◆ WORK INSTRUCTIONS
The data is to be retyped in full, exactly.

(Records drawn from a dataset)

______________________________

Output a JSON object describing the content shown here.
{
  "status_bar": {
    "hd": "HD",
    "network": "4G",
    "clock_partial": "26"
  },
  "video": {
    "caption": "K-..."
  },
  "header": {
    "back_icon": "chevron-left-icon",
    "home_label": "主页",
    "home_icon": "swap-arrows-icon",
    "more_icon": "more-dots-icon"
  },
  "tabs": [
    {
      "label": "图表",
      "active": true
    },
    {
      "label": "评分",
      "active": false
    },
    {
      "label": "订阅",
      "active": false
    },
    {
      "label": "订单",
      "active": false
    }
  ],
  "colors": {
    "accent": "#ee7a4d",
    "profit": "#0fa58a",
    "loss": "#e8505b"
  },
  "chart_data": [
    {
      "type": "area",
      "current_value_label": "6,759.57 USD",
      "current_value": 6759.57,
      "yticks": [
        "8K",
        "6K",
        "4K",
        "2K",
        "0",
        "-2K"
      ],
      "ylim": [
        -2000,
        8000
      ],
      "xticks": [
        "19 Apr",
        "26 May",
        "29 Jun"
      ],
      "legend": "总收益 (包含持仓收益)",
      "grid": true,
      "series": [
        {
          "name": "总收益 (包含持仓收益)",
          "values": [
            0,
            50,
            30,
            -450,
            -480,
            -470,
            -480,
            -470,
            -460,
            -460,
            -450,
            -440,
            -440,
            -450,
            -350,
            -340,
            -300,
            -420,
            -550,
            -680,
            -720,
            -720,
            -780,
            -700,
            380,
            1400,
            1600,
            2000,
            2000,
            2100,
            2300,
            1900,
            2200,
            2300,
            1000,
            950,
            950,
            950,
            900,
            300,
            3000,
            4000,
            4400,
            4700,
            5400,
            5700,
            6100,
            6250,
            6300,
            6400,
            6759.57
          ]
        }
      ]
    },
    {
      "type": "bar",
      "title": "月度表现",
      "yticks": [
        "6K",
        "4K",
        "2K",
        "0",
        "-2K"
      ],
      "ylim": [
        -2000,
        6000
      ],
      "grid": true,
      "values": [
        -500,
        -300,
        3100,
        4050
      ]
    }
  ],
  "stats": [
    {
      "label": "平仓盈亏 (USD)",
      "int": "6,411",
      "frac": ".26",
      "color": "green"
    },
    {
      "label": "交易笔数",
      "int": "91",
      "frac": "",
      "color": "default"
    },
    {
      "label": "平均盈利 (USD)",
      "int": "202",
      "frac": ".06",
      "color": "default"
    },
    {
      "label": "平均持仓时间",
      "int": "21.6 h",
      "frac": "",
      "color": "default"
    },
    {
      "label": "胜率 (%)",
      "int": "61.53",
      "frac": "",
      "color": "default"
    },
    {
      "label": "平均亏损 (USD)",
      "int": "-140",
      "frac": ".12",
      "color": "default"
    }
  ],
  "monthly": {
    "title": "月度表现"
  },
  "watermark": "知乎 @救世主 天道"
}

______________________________

◆ ANSWER BOX
Output a JSON object describing the content shown here.
{
  "status_bar": {
    "hd": "HD",
    "network": "4G",
    "clock_partial": "26"
  },
  "video": {
    "caption": "K-..."
  },
  "header": {
    "back_icon": "chevron-left-icon",
    "home_label": "主页",
    "home_icon": "swap-arrows-icon",
    "more_icon": "more-dots-icon"
  },
  "tabs": [
    {
      "label": "图表",
      "active": true
    },
    {
      "label": "评分",
      "active": false
    },
    {
      "label": "订阅",
      "active": false
    },
    {
      "label": "订单",
      "active": false
    }
  ],
  "colors": {
    "accent": "#ee7a4d",
    "profit": "#0fa58a",
    "loss": "#e8505b"
  },
  "chart_data": [
    {
      "type": "area",
      "current_value_label": "6,759.57 USD",
      "current_value": 6759.57,
      "yticks": [
        "8K",
        "6K",
        "4K",
        "2K",
        "0",
        "-2K"
      ],
      "ylim": [
        -2000,
        8000
      ],
      "xticks": [
        "19 Apr",
        "26 May",
        "29 Jun"
      ],
      "legend": "总收益 (包含持仓收益)",
      "grid": true,
      "series": [
        {
          "name": "总收益 (包含持仓收益)",
          "values": [
            0,
            50,
            30,
            -450,
            -480,
            -470,
            -480,
            -470,
            -460,
            -460,
            -450,
            -440,
            -440,
            -450,
            -350,
            -340,
            -300,
            -420,
            -550,
            -680,
            -720,
            -720,
            -780,
            -700,
            380,
            1400,
            1600,
            2000,
            2000,
            2100,
            2300,
            1900,
            2200,
            2300,
            1000,
            950,
            950,
            950,
            900,
            300,
            3000,
            4000,
            4400,
            4700,
            5400,
            5700,
            6100,
            6250,
            6300,
            6400,
            6759.57
          ]
        }
      ]
    },
    {
      "type": "bar",
      "title": "月度表现",
      "yticks": [
        "6K",
        "4K",
        "2K",
        "0",
        "-2K"
      ],
      "ylim": [
        -2000,
        6000
      ],
      "grid": true,
      "values": [
        -500,
        -300,
        3100,
        4050
      ]
    }
  ],
  "stats": [
    {
      "label": "平仓盈亏 (USD)",
      "int": "6,411",
      "frac": ".26",
      "color": "green"
    },
    {
      "label": "交易笔数",
      "int": "91",
      "frac": "",
      "color": "default"
    },
    {
      "label": "平均盈利 (USD)",
      "int": "202",
      "frac": ".06",
      "color": "default"
    },
    {
      "label": "平均持仓时间",
      "int": "21.6 h",
      "frac": "",
      "color": "default"
    },
    {
      "label": "胜率 (%)",
      "int": "61.53",
      "frac": "",
      "color": "default"
    },
    {
      "label": "平均亏损 (USD)",
      "int": "-140",
      "frac": ".12",
      "color": "default"
    }
  ],
  "monthly": {
    "title": "月度表现"
  },
  "watermark": "知乎 @救世主 天道"
}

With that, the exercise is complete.